Would you output each record exactly as it stands?
====================
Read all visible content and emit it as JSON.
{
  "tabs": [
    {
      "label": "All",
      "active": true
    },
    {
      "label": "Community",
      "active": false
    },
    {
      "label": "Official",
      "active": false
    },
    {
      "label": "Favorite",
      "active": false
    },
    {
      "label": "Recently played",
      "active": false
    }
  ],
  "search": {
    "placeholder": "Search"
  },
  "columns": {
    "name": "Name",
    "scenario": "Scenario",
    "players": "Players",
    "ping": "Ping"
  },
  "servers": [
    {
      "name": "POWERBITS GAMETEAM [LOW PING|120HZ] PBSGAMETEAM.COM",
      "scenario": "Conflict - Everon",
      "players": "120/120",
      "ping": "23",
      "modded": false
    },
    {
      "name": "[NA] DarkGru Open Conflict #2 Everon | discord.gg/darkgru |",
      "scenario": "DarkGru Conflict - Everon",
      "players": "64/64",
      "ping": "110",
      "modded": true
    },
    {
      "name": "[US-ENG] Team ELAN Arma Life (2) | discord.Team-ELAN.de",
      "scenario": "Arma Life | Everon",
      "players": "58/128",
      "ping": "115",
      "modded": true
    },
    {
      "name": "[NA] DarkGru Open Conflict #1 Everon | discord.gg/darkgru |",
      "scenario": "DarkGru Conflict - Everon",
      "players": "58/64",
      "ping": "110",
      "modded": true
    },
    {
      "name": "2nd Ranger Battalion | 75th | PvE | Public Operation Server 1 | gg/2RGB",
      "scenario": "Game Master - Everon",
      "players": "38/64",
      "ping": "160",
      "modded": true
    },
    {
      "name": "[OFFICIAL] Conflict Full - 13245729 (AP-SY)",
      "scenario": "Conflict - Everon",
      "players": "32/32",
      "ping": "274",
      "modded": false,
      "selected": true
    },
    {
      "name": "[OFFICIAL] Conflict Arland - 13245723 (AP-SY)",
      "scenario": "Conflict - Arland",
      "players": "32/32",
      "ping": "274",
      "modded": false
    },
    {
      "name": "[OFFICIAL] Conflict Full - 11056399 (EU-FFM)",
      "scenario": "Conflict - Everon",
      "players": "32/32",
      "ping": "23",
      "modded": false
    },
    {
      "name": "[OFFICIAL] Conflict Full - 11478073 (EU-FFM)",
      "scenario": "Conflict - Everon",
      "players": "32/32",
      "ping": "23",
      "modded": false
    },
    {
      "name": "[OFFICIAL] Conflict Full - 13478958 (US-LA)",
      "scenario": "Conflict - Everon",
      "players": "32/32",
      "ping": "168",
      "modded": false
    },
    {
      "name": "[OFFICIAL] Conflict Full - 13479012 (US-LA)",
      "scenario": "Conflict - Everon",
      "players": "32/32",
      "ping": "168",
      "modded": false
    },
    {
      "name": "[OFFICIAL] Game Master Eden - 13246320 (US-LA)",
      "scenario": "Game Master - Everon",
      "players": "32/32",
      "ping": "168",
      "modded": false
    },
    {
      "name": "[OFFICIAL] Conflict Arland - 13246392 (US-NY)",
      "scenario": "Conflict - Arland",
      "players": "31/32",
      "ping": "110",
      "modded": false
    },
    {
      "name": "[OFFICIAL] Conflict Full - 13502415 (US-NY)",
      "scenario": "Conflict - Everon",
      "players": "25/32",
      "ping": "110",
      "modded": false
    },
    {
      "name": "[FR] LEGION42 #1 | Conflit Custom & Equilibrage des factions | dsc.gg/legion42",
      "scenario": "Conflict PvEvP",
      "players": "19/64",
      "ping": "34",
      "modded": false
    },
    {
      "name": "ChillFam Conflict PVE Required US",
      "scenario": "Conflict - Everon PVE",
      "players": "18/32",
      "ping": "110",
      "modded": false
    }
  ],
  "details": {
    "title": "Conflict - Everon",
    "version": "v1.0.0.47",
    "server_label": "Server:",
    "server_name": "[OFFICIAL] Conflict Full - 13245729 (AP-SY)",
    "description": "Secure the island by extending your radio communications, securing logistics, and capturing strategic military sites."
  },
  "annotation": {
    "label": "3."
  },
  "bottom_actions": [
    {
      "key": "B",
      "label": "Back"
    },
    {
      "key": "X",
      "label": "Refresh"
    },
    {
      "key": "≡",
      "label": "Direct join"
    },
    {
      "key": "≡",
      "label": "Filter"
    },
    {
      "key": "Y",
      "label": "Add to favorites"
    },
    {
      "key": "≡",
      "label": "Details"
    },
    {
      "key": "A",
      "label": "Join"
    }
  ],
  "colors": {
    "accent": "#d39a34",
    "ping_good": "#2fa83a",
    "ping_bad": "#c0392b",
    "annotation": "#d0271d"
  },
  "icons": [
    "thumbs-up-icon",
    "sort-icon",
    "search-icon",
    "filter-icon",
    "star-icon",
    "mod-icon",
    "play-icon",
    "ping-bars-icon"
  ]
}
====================
• Output for this task:
Read all visible content and emit it as JSON.
{
  "tabs": [
    {
      "label": "All",
      "active": true
    },
    {
      "label": "Community",
      "active": false
    },
    {
      "label": "Official",
      "active": false
    },
    {
      "label": "Favorite",
      "active": false
    },
    {
      "label": "Recently played",
      "active": false
    }
  ],
  "search": {
    "placeholder": "Search"
  },
  "columns": {
    "name": "Name",
    "scenario": "Scenario",
    "players": "Players",
    "ping": "Ping"
  },
  "servers": [
    {
      "name": "POWERBITS GAMETEAM [LOW PING|120HZ] PBSGAMETEAM.COM",
      "scenario": "Conflict - Everon",
      "players": "120/120",
      "ping": "23",
      "modded": false
    },
    {
      "name": "[NA] DarkGru Open Conflict #2 Everon | discord.gg/darkgru |",
      "scenario": "DarkGru Conflict - Everon",
      "players": "64/64",
      "ping": "110",
      "modded": true
    },
    {
      "name": "[US-ENG] Team ELAN Arma Life (2) | discord.Team-ELAN.de",
      "scenario": "Arma Life | Everon",
      "players": "58/128",
      "ping": "115",
      "modded": true
    },
    {
      "name": "[NA] DarkGru Open Conflict #1 Everon | discord.gg/darkgru |",
      "scenario": "DarkGru Conflict - Everon",
      "players": "58/64",
      "ping": "110",
      "modded": true
    },
    {
      "name": "2nd Ranger Battalion | 75th | PvE | Public Operation Server 1 | gg/2RGB",
      "scenario": "Game Master - Everon",
      "players": "38/64",
      "ping": "160",
      "modded": true
    },
    {
      "name": "[OFFICIAL] Conflict Full - 13245729 (AP-SY)",
      "scenario": "Conflict - Everon",
      "players": "32/32",
      "ping": "274",
      "modded": false,
      "selected": true
    },
    {
      "name": "[OFFICIAL] Conflict Arland - 13245723 (AP-SY)",
      "scenario": "Conflict - Arland",
      "players": "32/32",
      "ping": "274",
      "modded": false
    },
    {
      "name": "[OFFICIAL] Conflict Full - 11056399 (EU-FFM)",
      "scenario": "Conflict - Everon",
      "players": "32/32",
      "ping": "23",
      "modded": false
    },
    {
      "name": "[OFFICIAL] Conflict Full - 11478073 (EU-FFM)",
      "scenario": "Conflict - Everon",
      "players": "32/32",
      "ping": "23",
      "modded": false
    },
    {
      "name": "[OFFICIAL] Conflict Full - 13478958 (US-LA)",
      "scenario": "Conflict - Everon",
      "players": "32/32",
      "ping": "168",
      "modded": false
    },
    {
      "name": "[OFFICIAL] Conflict Full - 13479012 (US-LA)",
      "scenario": "Conflict - Everon",
      "players": "32/32",
      "ping": "168",
      "modded": false
    },
    {
      "name": "[OFFICIAL] Game Master Eden - 13246320 (US-LA)",
      "scenario": "Game Master - Everon",
      "players": "32/32",
      "ping": "168",
      "modded": false
    },
    {
      "name": "[OFFICIAL] Conflict Arland - 13246392 (US-NY)",
      "scenario": "Conflict - Arland",
      "players": "31/32",
      "ping": "110",
      "modded": false
    },
    {
      "name": "[OFFICIAL] Conflict Full - 13502415 (US-NY)",
      "scenario": "Conflict - Everon",
      "players": "25/32",
      "ping": "110",
      "modded": false
    },
    {
      "name": "[FR] LEGION42 #1 | Conflit Custom & Equilibrage des factions | dsc.gg/legion42",
      "scenario": "Conflict PvEvP",
      "players": "19/64",
      "ping": "34",
      "modded": false
    },
    {
      "name": "ChillFam Conflict PVE Required US",
      "scenario": "Conflict - Everon PVE",
      "players": "18/32",
      "ping": "110",
      "modded": false
    }
  ],
  "details": {
    "title": "Conflict - Everon",
    "version": "v1.0.0.47",
    "server_label": "Server:",
    "server_name": "[OFFICIAL] Conflict Full - 13245729 (AP-SY)",
    "description": "Secure the island by extending your radio communications, securing logistics, and capturing strategic military sites."
  },
  "annotation": {
    "label": "3."
  },
  "bottom_actions": [
    {
      "key": "B",
      "label": "Back"
    },
    {
      "key": "X",
      "label": "Refresh"
    },
    {
      "key": "≡",
      "label": "Direct join"
    },
    {
      "key": "≡",
      "label": "Filter"
    },
    {
      "key": "Y",
      "label": "Add to favorites"
    },
    {
      "key": "≡",
      "label": "Details"
    },
    {
      "key": "A",
      "label": "Join"
    }
  ],
  "colors": {
    "accent": "#d39a34",
    "ping_good": "#2fa83a",
    "ping_bad": "#c0392b",
    "annotation": "#d0271d"
  },
  "icons": [
    "thumbs-up-icon",
    "sort-icon",
    "search-icon",
    "filter-icon",
    "star-icon",
    "mod-icon",
    "play-icon",
    "ping-bars-icon"
  ]
}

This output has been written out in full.